- WHAT IS NEEDED: Search the entries for the word "Options" and return every line where it is found.

- PROVIDED DATA:
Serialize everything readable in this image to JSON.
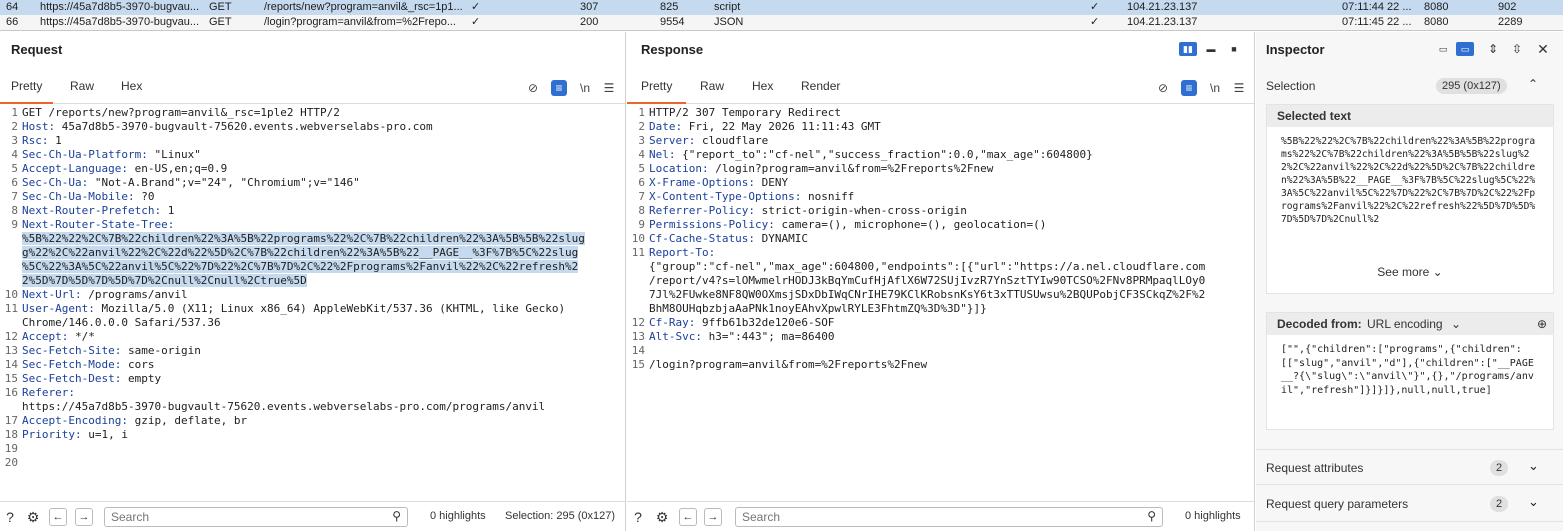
{
  "history": [
    {
      "num": "64",
      "url": "https://45a7d8b5-3970-bugvau...",
      "method": "GET",
      "path": "/reports/new?program=anvil&_rsc=1p1...",
      "params": "✓",
      "status": "307",
      "length": "825",
      "mime": "script",
      "tls": "✓",
      "ip": "104.21.23.137",
      "time": "07:11:44 22 ...",
      "port": "8080",
      "rtt": "902"
    },
    {
      "num": "66",
      "url": "https://45a7d8b5-3970-bugvau...",
      "method": "GET",
      "path": "/login?program=anvil&from=%2Frepo...",
      "params": "✓",
      "status": "200",
      "length": "9554",
      "mime": "JSON",
      "tls": "✓",
      "ip": "104.21.23.137",
      "time": "07:11:45 22 ...",
      "port": "8080",
      "rtt": "2289"
    }
  ],
  "request": {
    "title": "Request",
    "tabs": [
      "Pretty",
      "Raw",
      "Hex"
    ],
    "lines": [
      {
        "n": "1",
        "k": "",
        "v": "GET /reports/new?program=anvil&_rsc=1ple2 HTTP/2"
      },
      {
        "n": "2",
        "k": "Host:",
        "v": " 45a7d8b5-3970-bugvault-75620.events.webverselabs-pro.com"
      },
      {
        "n": "3",
        "k": "Rsc:",
        "v": " 1"
      },
      {
        "n": "4",
        "k": "Sec-Ch-Ua-Platform:",
        "v": " \"Linux\""
      },
      {
        "n": "5",
        "k": "Accept-Language:",
        "v": " en-US,en;q=0.9"
      },
      {
        "n": "6",
        "k": "Sec-Ch-Ua:",
        "v": " \"Not-A.Brand\";v=\"24\", \"Chromium\";v=\"146\""
      },
      {
        "n": "7",
        "k": "Sec-Ch-Ua-Mobile:",
        "v": " ?0"
      },
      {
        "n": "8",
        "k": "Next-Router-Prefetch:",
        "v": " 1"
      },
      {
        "n": "9",
        "k": "Next-Router-State-Tree:",
        "v": ""
      },
      {
        "n": "",
        "k": "",
        "v": "%5B%22%22%2C%7B%22children%22%3A%5B%22programs%22%2C%7B%22children%22%3A%5B%5B%22slug",
        "hl": true
      },
      {
        "n": "",
        "k": "",
        "v": "g%22%2C%22anvil%22%2C%22d%22%5D%2C%7B%22children%22%3A%5B%22__PAGE__%3F%7B%5C%22slug",
        "hl": true
      },
      {
        "n": "",
        "k": "",
        "v": "%5C%22%3A%5C%22anvil%5C%22%7D%22%2C%7B%7D%2C%22%2Fprograms%2Fanvil%22%2C%22refresh%2",
        "hl": true
      },
      {
        "n": "",
        "k": "",
        "v": "2%5D%7D%5D%7D%5D%7D%2Cnull%2Cnull%2Ctrue%5D",
        "hl": true
      },
      {
        "n": "10",
        "k": "Next-Url:",
        "v": " /programs/anvil"
      },
      {
        "n": "11",
        "k": "User-Agent:",
        "v": " Mozilla/5.0 (X11; Linux x86_64) AppleWebKit/537.36 (KHTML, like Gecko)"
      },
      {
        "n": "",
        "k": "",
        "v": "Chrome/146.0.0.0 Safari/537.36"
      },
      {
        "n": "12",
        "k": "Accept:",
        "v": " */*"
      },
      {
        "n": "13",
        "k": "Sec-Fetch-Site:",
        "v": " same-origin"
      },
      {
        "n": "14",
        "k": "Sec-Fetch-Mode:",
        "v": " cors"
      },
      {
        "n": "15",
        "k": "Sec-Fetch-Dest:",
        "v": " empty"
      },
      {
        "n": "16",
        "k": "Referer:",
        "v": ""
      },
      {
        "n": "",
        "k": "",
        "v": "https://45a7d8b5-3970-bugvault-75620.events.webverselabs-pro.com/programs/anvil"
      },
      {
        "n": "17",
        "k": "Accept-Encoding:",
        "v": " gzip, deflate, br"
      },
      {
        "n": "18",
        "k": "Priority:",
        "v": " u=1, i"
      },
      {
        "n": "19",
        "k": "",
        "v": ""
      },
      {
        "n": "20",
        "k": "",
        "v": ""
      }
    ],
    "search_placeholder": "Search",
    "highlights": "0 highlights",
    "selection": "Selection: 295 (0x127)"
  },
  "response": {
    "title": "Response",
    "tabs": [
      "Pretty",
      "Raw",
      "Hex",
      "Render"
    ],
    "lines": [
      {
        "n": "1",
        "k": "",
        "v": "HTTP/2 307 Temporary Redirect"
      },
      {
        "n": "2",
        "k": "Date:",
        "v": " Fri, 22 May 2026 11:11:43 GMT"
      },
      {
        "n": "3",
        "k": "Server:",
        "v": " cloudflare"
      },
      {
        "n": "4",
        "k": "Nel:",
        "v": " {\"report_to\":\"cf-nel\",\"success_fraction\":0.0,\"max_age\":604800}"
      },
      {
        "n": "5",
        "k": "Location:",
        "v": " /login?program=anvil&from=%2Freports%2Fnew"
      },
      {
        "n": "6",
        "k": "X-Frame-Options:",
        "v": " DENY"
      },
      {
        "n": "7",
        "k": "X-Content-Type-Options:",
        "v": " nosniff"
      },
      {
        "n": "8",
        "k": "Referrer-Policy:",
        "v": " strict-origin-when-cross-origin"
      },
      {
        "n": "9",
        "k": "Permissions-Policy:",
        "v": " camera=(), microphone=(), geolocation=()"
      },
      {
        "n": "10",
        "k": "Cf-Cache-Status:",
        "v": " DYNAMIC"
      },
      {
        "n": "11",
        "k": "Report-To:",
        "v": ""
      },
      {
        "n": "",
        "k": "",
        "v": "{\"group\":\"cf-nel\",\"max_age\":604800,\"endpoints\":[{\"url\":\"https://a.nel.cloudflare.com"
      },
      {
        "n": "",
        "k": "",
        "v": "/report/v4?s=lOMwmelrHODJ3kBqYmCufHjAflX6W72SUjIvzR7YnSztTYIw90TCSO%2FNv8PRMpaqlLOy0"
      },
      {
        "n": "",
        "k": "",
        "v": "7Jl%2FUwke8NF8QW0OXmsjSDxDbIWqCNrIHE79KClKRobsnKsY6t3xTTUSUwsu%2BQUPobjCF3SCkqZ%2F%2"
      },
      {
        "n": "",
        "k": "",
        "v": "BhM8OUHqbzbjaAaPNk1noyEAhvXpwlRYLE3FhtmZQ%3D%3D\"}]}"
      },
      {
        "n": "12",
        "k": "Cf-Ray:",
        "v": " 9ffb61b32de120e6-SOF"
      },
      {
        "n": "13",
        "k": "Alt-Svc:",
        "v": " h3=\":443\"; ma=86400"
      },
      {
        "n": "14",
        "k": "",
        "v": ""
      },
      {
        "n": "15",
        "k": "",
        "v": "/login?program=anvil&from=%2Freports%2Fnew"
      }
    ],
    "search_placeholder": "Search",
    "highlights": "0 highlights"
  },
  "inspector": {
    "title": "Inspector",
    "selection_label": "Selection",
    "selection_value": "295 (0x127)",
    "selected_text_label": "Selected text",
    "selected_text": "%5B%22%22%2C%7B%22children%22%3A%5B%22programs%22%2C%7B%22children%22%3A%5B%5B%22slug%22%2C%22anvil%22%2C%22d%22%5D%2C%7B%22children%22%3A%5B%22__PAGE__%3F%7B%5C%22slug%5C%22%3A%5C%22anvil%5C%22%7D%22%2C%7B%7D%2C%22%2Fprograms%2Fanvil%22%2C%22refresh%22%5D%7D%5D%7D%5D%7D%2Cnull%2",
    "see_more": "See more",
    "decoded_from_label": "Decoded from:",
    "decoded_from_value": "URL encoding",
    "decoded_text": "[\"\",{\"children\":[\"programs\",{\"children\":[[\"slug\",\"anvil\",\"d\"],{\"children\":[\"__PAGE__?{\\\"slug\\\":\\\"anvil\\\"}\",{},\"/programs/anvil\",\"refresh\"]}]}]},null,null,true]",
    "request_attributes_label": "Request attributes",
    "request_attributes_count": "2",
    "request_query_label": "Request query parameters",
    "request_query_count": "2"
  }
}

- OUTPUT OF THE EXERCISE:
        "k": "X-Frame-Options:",
        "k": "X-Content-Type-Options:",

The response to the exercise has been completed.